"Concerns stemming from the convergence of border and cyber security threats are nothing new to those involved in both disciplines. Criminals and foreign actors have been exploiting computers and cyber methods to circumvent physical border security for decades. Today nearly every crime or homeland security threat that once required some physical nexus with the nation's traditional borders (land, sea, and air) is being committed, or at least facilitated, by some cyber component. In many ways vulnerabilities in cyber security render some aspects of traditional border security irrelevant, or at the very least, much less secure. The article explores this convergence of traditional border and cyber security and proposes a policy that would seek to evolve the concept of border security to include the cyber domain. Based on policy work begun over a decade ago by the author while the national cybercrime program manager for the U.S. Customs Service, the article details how a national cyber border can be defined and enforced. Relying on a methodology that adapts existing authorities, the article provides logical justifications and arguments for the need and legal authority to define a national cyber border. The strengths and shortcomings of this adaptive methodology are explored along with issues which may require new legislation. The article addresses some of the privacy concerns which are certain to arise from the cyber border concept using the same adaptive methodology of existing protections and expectations of privacy. The ultimate goal of the article is to stimulate thought- provoking discussion and spur further academic research into the convergence of cyber and border security; issues which are interdependent and clearly in the forefront of homeland and national security."
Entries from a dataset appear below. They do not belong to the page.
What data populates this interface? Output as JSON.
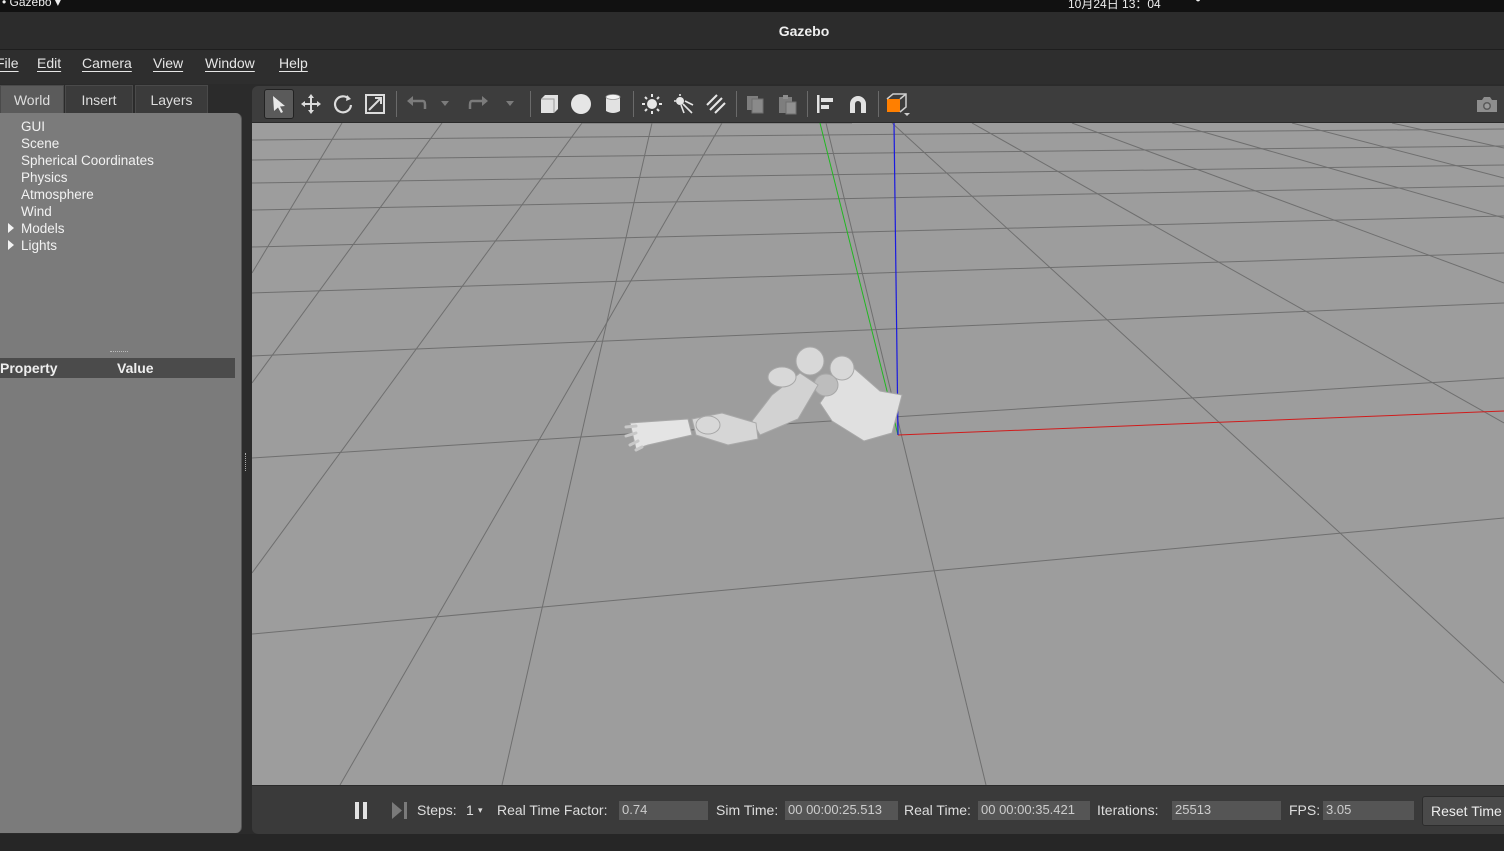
{
  "system_bar": {
    "app": "• Gazebo ▾",
    "clock": "10月24日 13：04"
  },
  "window": {
    "title": "Gazebo"
  },
  "menu": [
    "File",
    "Edit",
    "Camera",
    "View",
    "Window",
    "Help"
  ],
  "left_panel": {
    "tabs": [
      "World",
      "Insert",
      "Layers"
    ],
    "active_tab": "World",
    "tree": [
      {
        "label": "GUI",
        "expandable": false
      },
      {
        "label": "Scene",
        "expandable": false
      },
      {
        "label": "Spherical Coordinates",
        "expandable": false
      },
      {
        "label": "Physics",
        "expandable": false
      },
      {
        "label": "Atmosphere",
        "expandable": false
      },
      {
        "label": "Wind",
        "expandable": false
      },
      {
        "label": "Models",
        "expandable": true
      },
      {
        "label": "Lights",
        "expandable": true
      }
    ],
    "property_header": {
      "property": "Property",
      "value": "Value"
    }
  },
  "toolbar": {
    "tools": [
      "select-mode",
      "translate-mode",
      "rotate-mode",
      "scale-mode",
      "undo",
      "redo",
      "box-shape",
      "sphere-shape",
      "cylinder-shape",
      "point-light",
      "spot-light",
      "directional-light",
      "copy",
      "paste",
      "align",
      "snap",
      "view-angle",
      "screenshot"
    ]
  },
  "colors": {
    "x_axis": "#d01c1c",
    "y_axis": "#1fb81f",
    "z_axis": "#1a1ae0",
    "accent": "#ff7f00"
  },
  "status": {
    "steps_label": "Steps:",
    "steps_value": "1",
    "rtf_label": "Real Time Factor:",
    "rtf_value": "0.74",
    "sim_time_label": "Sim Time:",
    "sim_time_value": "00 00:00:25.513",
    "real_time_label": "Real Time:",
    "real_time_value": "00 00:00:35.421",
    "iterations_label": "Iterations:",
    "iterations_value": "25513",
    "fps_label": "FPS:",
    "fps_value": "3.05",
    "reset_label": "Reset Time"
  }
}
2017 by the author(s). Posted here with permission. Documents are for personal use only and not for commercial profit. See document for full rights information.
Homeland Security Affairs Journal: http://www.hsaj.org/
Homeland Security Affairs (October 2017), v.13, article 5